[Advaita-l] ***UNCHECKED*** Re: Self-effort or Fate?

Aditya Kumar kumaraditya22 at yahoo.com
Wed Nov 29 23:50:57 EST 2017


I'll give a commonly accepted reply, then move onto my understanding and quote a support to that effect. What is commonly accepted is that fate/ prArabdha makes circumstances while the free-will is to choose your action in the circumstances. That is, someone's free-will appears to be less-restricted than those of others who find it so limited that even with a choice or more, they are unable to act out the same. This provides for quite a few to move towards extreme opinions with the former group saying its all freewill while the latter saying its all predetermined.
A : Interesting. 
Although I tilt more towards the second group, I landed on it through the common view itself and it is not a pessimist's view as it appears on face value like that of others with a similar "belief". To clarify the quotes, the issue with the belief system without understanding is that it is a defeatist attitude or what is shamed as an escapist route! However, I opine that there is only one act of freewill, and that act is to give up your freewill itself!
A : This sounds good but can we ever give up on free will practically? 'striving for moksha' if given up, then how does one get moksha?

 The entire journey of jnAna is working towards that. As long as one hinges oneself as having freewill, one remains as the doer of all actions and therefore, the author of the result of actions as per the Gita. A kartA has necessarily to be a bhoktA. That is the very definition of saMsAra. This is what Bhagavatpadacharya means when he says prArabdhAya samarpitaM svavapuH. Although it is the end-goal, Bhashyakara himself has said it in Gita that whatever is spontaneous for the jnAnI becomes a sAdhana for the sAdhaka. I personally find it gives a great titIkShA, even samatva, to accept everything as prArabdha.
A : I agree but imo forbearance is different. 
Finally, in his bhAShya under Brahma Sutra 2.3.41 परात्तु तच्छ्रुतेः, he says यद्यपि दोषप्रयुक्तः सामग्रीसम्पन्नश्च जीवः, यद्यपि च लोके कृष्यादिषु कर्मसु नेश्वरकारणत्वं प्रसिद्धम् , तथापि सर्वास्वेव प्रवृत्तिष्वीश्वरो हेतुकर्तेति श्रुतेरवसीयते ; तथा हि श्रुतिर्भवति — ‘ एष ह्येव साधु कर्म कारयति तं यमेभ्यो लोकेभ्य उन्निनीषते । एष ह्येवासाधु कर्म कारयति तं यमधो निनीषते’ (कौ. उ. ३ । ७) इति, ‘ य आत्मनि तिष्ठन्नात्मानमन्तरो यमयति’ इति च एवंजातीयका। Something of a translation: Although the jIva is endowed with defects and ingredients to act out the same, and even though Ishvara is not well-known as the cause w.r.t. actions such as farming/ploughing, etc, in the world, yet Ishvara is concluded as the source/cause of all actions (*1 हेतुकर्ता) from the Shruti. So says the Shruti-- "Kaushitaki Up. 3.7: Indeed He Himself makes one do righteous action, desiring to raise that person above the mortal worlds. Indeed, He Himself causes one do unrighteous action, desiring to lead that person below the mortal worlds", "One who controls the self staying inside oneself", and [Shruti] of these type.
A : fate is nothing but our own past actions and so technically there is only self-effort. But moksha cannot be gained by self-effort. Even nishkama karma may not be practical because if there is no desire for me to do karma, I just wont do it. But if it's a duty, then it's an obligation. We are all bound by obligations and there seems to be no way to overcome it. 
--Praveen R. Bhat
/* येनेदं सर्वं विजानाति, तं केन विजानीयात्। Through what should one know That owing to which all this is known! [Br.Up. 4.5.15] */

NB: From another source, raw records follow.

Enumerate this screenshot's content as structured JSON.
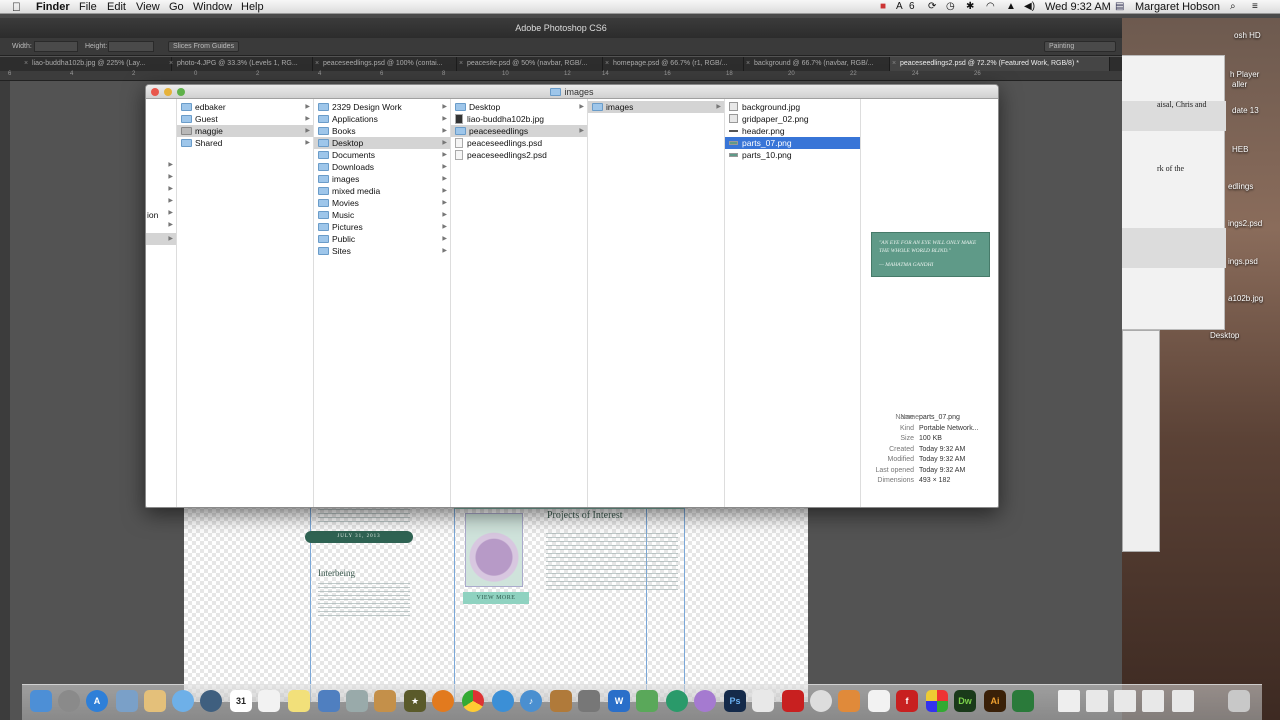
{
  "menubar": {
    "app": "Finder",
    "items": [
      "File",
      "Edit",
      "View",
      "Go",
      "Window",
      "Help"
    ],
    "status_number": "6",
    "clock": "Wed 9:32 AM",
    "user": "Margaret Hobson"
  },
  "photoshop": {
    "title": "Adobe Photoshop CS6",
    "options": {
      "width_label": "Width:",
      "height_label": "Height:",
      "slices_button": "Slices From Guides",
      "workspace": "Painting"
    },
    "tabs": [
      "liao-buddha102b.jpg @ 225% (Lay...",
      "photo-4.JPG @ 33.3% (Levels 1, RG...",
      "peaceseedlings.psd @ 100% (contai...",
      "peacesite.psd @ 50% (navbar, RGB/...",
      "homepage.psd @ 66.7% (r1, RGB/...",
      "background @ 66.7% (navbar, RGB/...",
      "peaceseedlings2.psd @ 72.2% (Featured Work, RGB/8) *"
    ],
    "ruler_ticks": [
      "6",
      "4",
      "2",
      "0",
      "2",
      "4",
      "6",
      "8",
      "10",
      "12",
      "14",
      "16",
      "18",
      "20",
      "22",
      "24",
      "26"
    ],
    "canvas": {
      "date": "JULY 31, 2013",
      "heading_left": "Interbeing",
      "heading_right": "Projects of Interest",
      "view_more": "VIEW MORE"
    }
  },
  "finder": {
    "title": "images",
    "sidebar_fragment": "ion",
    "columns": [
      {
        "items": [
          {
            "label": "edbaker",
            "type": "folder",
            "arrow": true
          },
          {
            "label": "Guest",
            "type": "folder",
            "arrow": true
          },
          {
            "label": "maggie",
            "type": "home",
            "arrow": true,
            "selected": "gray"
          },
          {
            "label": "Shared",
            "type": "folder",
            "arrow": true
          }
        ]
      },
      {
        "items": [
          {
            "label": "2329 Design Work",
            "type": "folder",
            "arrow": true
          },
          {
            "label": "Applications",
            "type": "folder",
            "arrow": true
          },
          {
            "label": "Books",
            "type": "folder",
            "arrow": true
          },
          {
            "label": "Desktop",
            "type": "folder",
            "arrow": true,
            "selected": "gray"
          },
          {
            "label": "Documents",
            "type": "folder",
            "arrow": true
          },
          {
            "label": "Downloads",
            "type": "folder",
            "arrow": true
          },
          {
            "label": "images",
            "type": "folder",
            "arrow": true
          },
          {
            "label": "mixed media",
            "type": "folder",
            "arrow": true
          },
          {
            "label": "Movies",
            "type": "folder",
            "arrow": true
          },
          {
            "label": "Music",
            "type": "folder",
            "arrow": true
          },
          {
            "label": "Pictures",
            "type": "folder",
            "arrow": true
          },
          {
            "label": "Public",
            "type": "folder",
            "arrow": true
          },
          {
            "label": "Sites",
            "type": "folder",
            "arrow": true
          }
        ]
      },
      {
        "items": [
          {
            "label": "Desktop",
            "type": "folder",
            "arrow": true
          },
          {
            "label": "liao-buddha102b.jpg",
            "type": "file",
            "arrow": false
          },
          {
            "label": "peaceseedlings",
            "type": "folder",
            "arrow": true,
            "selected": "gray"
          },
          {
            "label": "peaceseedlings.psd",
            "type": "file",
            "arrow": false
          },
          {
            "label": "peaceseedlings2.psd",
            "type": "file",
            "arrow": false
          }
        ]
      },
      {
        "items": [
          {
            "label": "images",
            "type": "folder",
            "arrow": true,
            "selected": "gray"
          }
        ]
      },
      {
        "items": [
          {
            "label": "background.jpg",
            "type": "image",
            "arrow": false
          },
          {
            "label": "gridpaper_02.png",
            "type": "image",
            "arrow": false
          },
          {
            "label": "header.png",
            "type": "image",
            "arrow": false
          },
          {
            "label": "parts_07.png",
            "type": "image",
            "arrow": false,
            "selected": "blue"
          },
          {
            "label": "parts_10.png",
            "type": "image",
            "arrow": false
          }
        ]
      }
    ],
    "preview": {
      "quote": "\"AN EYE FOR AN EYE WILL ONLY MAKE THE WHOLE WORLD BLIND.\"",
      "attribution": "— MAHATMA GANDHI"
    },
    "info": [
      {
        "key": "Name",
        "value": "parts_07.png"
      },
      {
        "key": "Kind",
        "value": "Portable Network..."
      },
      {
        "key": "Size",
        "value": "100 KB"
      },
      {
        "key": "Created",
        "value": "Today 9:32 AM"
      },
      {
        "key": "Modified",
        "value": "Today 9:32 AM"
      },
      {
        "key": "Last opened",
        "value": "Today 9:32 AM"
      },
      {
        "key": "Dimensions",
        "value": "493 × 182"
      }
    ]
  },
  "background_window": {
    "lines": [
      "aisal, Chris and",
      "rk of the"
    ]
  },
  "desktop_labels": [
    "osh HD",
    "h Player",
    "aller",
    "date 13",
    "HEB",
    "edlings",
    "ings2.psd",
    "ings.psd",
    "a102b.jpg",
    "Desktop"
  ],
  "dock": {
    "calendar_date": "31",
    "items": [
      "finder-icon",
      "launchpad-icon",
      "app-store-icon",
      "mail-icon",
      "notes-icon",
      "messages-icon",
      "itunes-icon",
      "calendar-icon",
      "textedit-icon",
      "stickies-icon",
      "photos-icon",
      "script-icon",
      "preview-icon",
      "chess-icon",
      "firefox-icon",
      "chrome-icon",
      "safari-icon",
      "music-icon",
      "guitar-icon",
      "utility-icon",
      "word-icon",
      "network-icon",
      "globe-icon",
      "purple-icon",
      "photoshop-icon",
      "document-icon",
      "acrobat-icon",
      "gear-icon",
      "pen-icon",
      "pdf-icon",
      "flash-icon",
      "grid-icon",
      "dreamweaver-icon",
      "illustrator-icon",
      "excel-icon",
      "folder-icon",
      "window1-icon",
      "window2-icon",
      "window3-icon",
      "window4-icon",
      "trash-icon"
    ]
  }
}
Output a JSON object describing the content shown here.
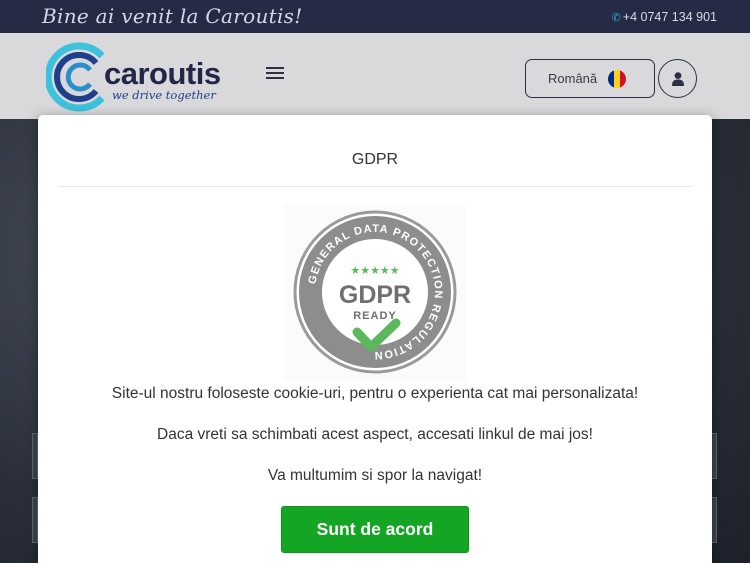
{
  "topbar": {
    "welcome": "Bine ai venit la Caroutis!",
    "phone": "+4 0747 134 901",
    "phone_icon": "phone-icon"
  },
  "header": {
    "logo_name": "caroutis",
    "logo_tagline": "we drive together",
    "menu_icon": "hamburger-icon",
    "language_label": "Română",
    "flag_colors": [
      "#002b7f",
      "#fcd116",
      "#ce1126"
    ],
    "user_icon": "user-icon"
  },
  "modal": {
    "title": "GDPR",
    "badge": {
      "ring_text": "GENERAL DATA PROTECTION REGULATION",
      "stars": "★★★★★",
      "title": "GDPR",
      "subtitle": "READY",
      "check_color": "#5cb85c"
    },
    "line1": "Site-ul nostru foloseste cookie-uri, pentru o experienta cat mai personalizata!",
    "line2": "Daca vreti sa schimbati acest aspect, accesati linkul de mai jos!",
    "line3": "Va multumim si spor la navigat!",
    "agree_button": "Sunt de acord"
  },
  "colors": {
    "topbar_bg": "#262b45",
    "header_bg": "#d9d9dc",
    "brand_blue": "#1f3f8a",
    "accept_green": "#15a524"
  }
}
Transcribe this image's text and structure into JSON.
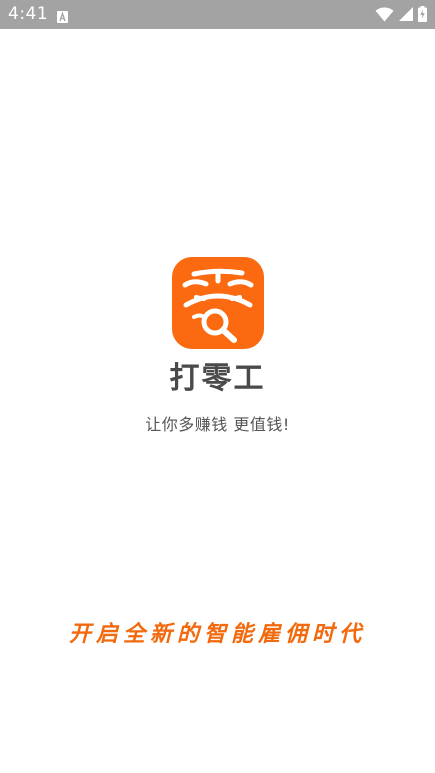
{
  "status_bar": {
    "time": "4:41",
    "notification_icon": "font-a-icon",
    "wifi_icon": "wifi-icon",
    "signal_icon": "cell-signal-icon",
    "battery_icon": "battery-charging-icon"
  },
  "splash": {
    "logo_icon": "ling-magnifier-logo-icon",
    "app_name": "打零工",
    "slogan": "让你多赚钱 更值钱!",
    "tagline": "开启全新的智能雇佣时代"
  },
  "colors": {
    "status_bar_bg": "#a3a3a3",
    "brand_orange": "#fb6a10",
    "tagline_orange": "#f26a0d",
    "app_name_gray": "#4a4a4a",
    "slogan_gray": "#555555",
    "background": "#ffffff"
  }
}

On Wed, Nov 22, 2017 at 1:00 PM, Aditya Kumar via Advaita-l <advaita-l at lists.advaita- vedanta.org> wrote:

Perhaps the oldest philosophical question. If everything is predetermined by fate, why put any effort? However, if self-effort can change our fate, why do we often hit a dead-end in our pursuits? Lastly, is Moksha gained by self-effort or fate?
I know there is a correct answer somewhere but not sure about it. Any thoughts?
______________________________ _________________

More information about the Advaita-l mailing list